Below are the records. Gather each line that holds "title".

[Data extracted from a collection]
========================================
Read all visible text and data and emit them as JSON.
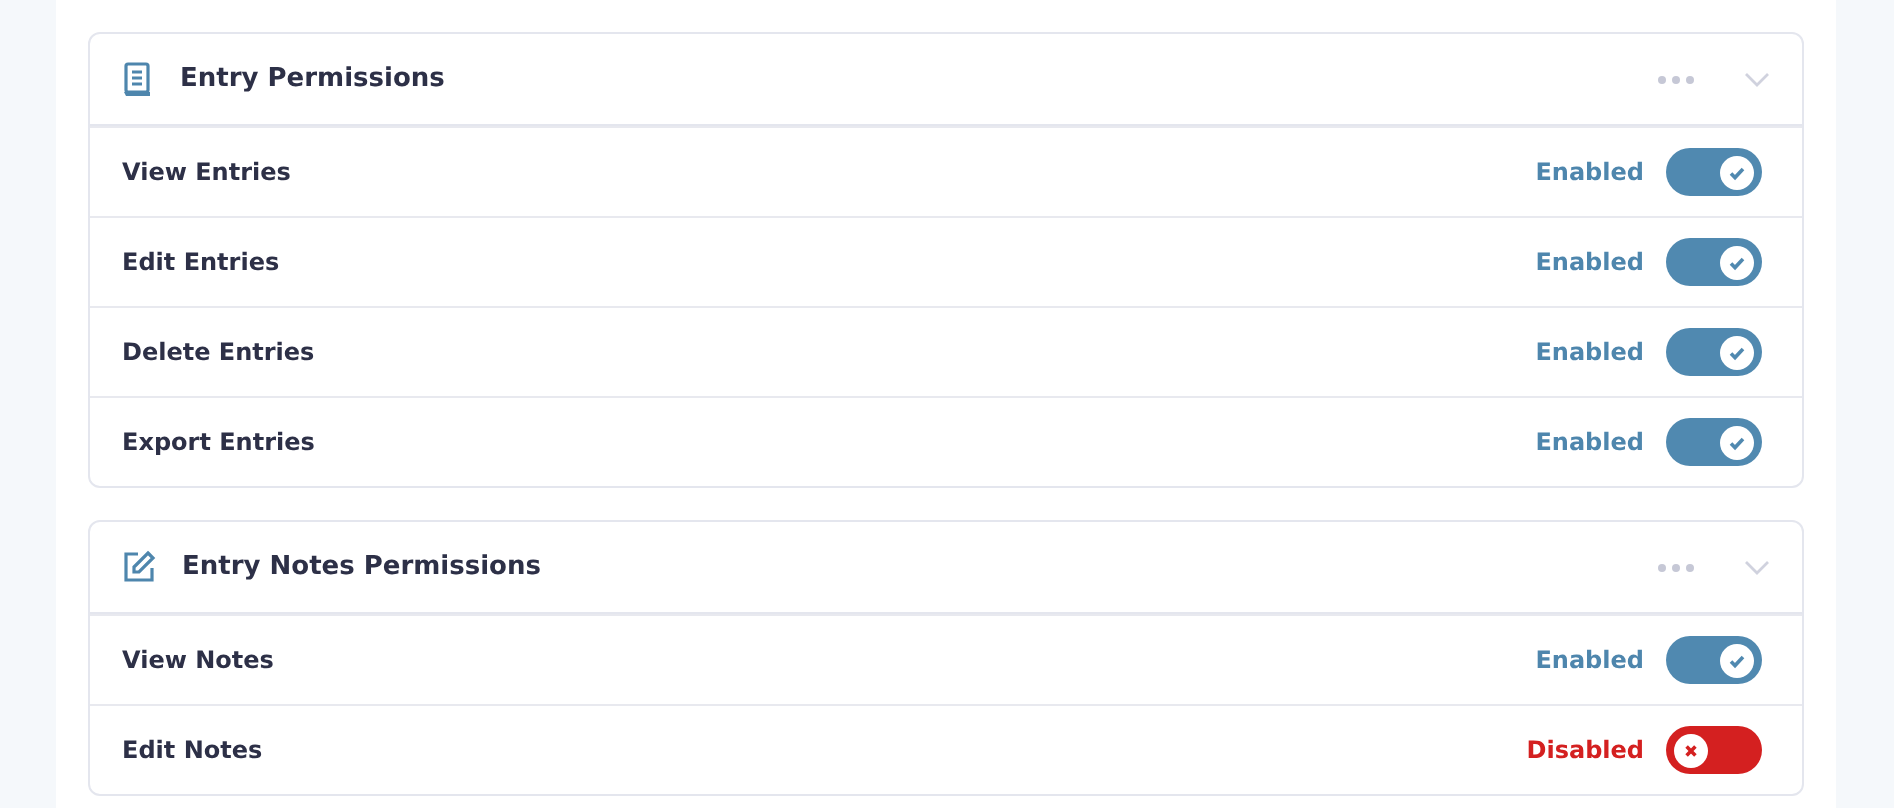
{
  "sections": [
    {
      "title": "Entry Permissions",
      "kind": "document",
      "permissions": [
        {
          "label": "View Entries",
          "status": "Enabled",
          "on": true
        },
        {
          "label": "Edit Entries",
          "status": "Enabled",
          "on": true
        },
        {
          "label": "Delete Entries",
          "status": "Enabled",
          "on": true
        },
        {
          "label": "Export Entries",
          "status": "Enabled",
          "on": true
        }
      ]
    },
    {
      "title": "Entry Notes Permissions",
      "kind": "edit",
      "permissions": [
        {
          "label": "View Notes",
          "status": "Enabled",
          "on": true
        },
        {
          "label": "Edit Notes",
          "status": "Disabled",
          "on": false
        }
      ]
    }
  ]
}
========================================
**Solution to the problem:**
      "title": "Entry Permissions",
      "title": "Entry Notes Permissions",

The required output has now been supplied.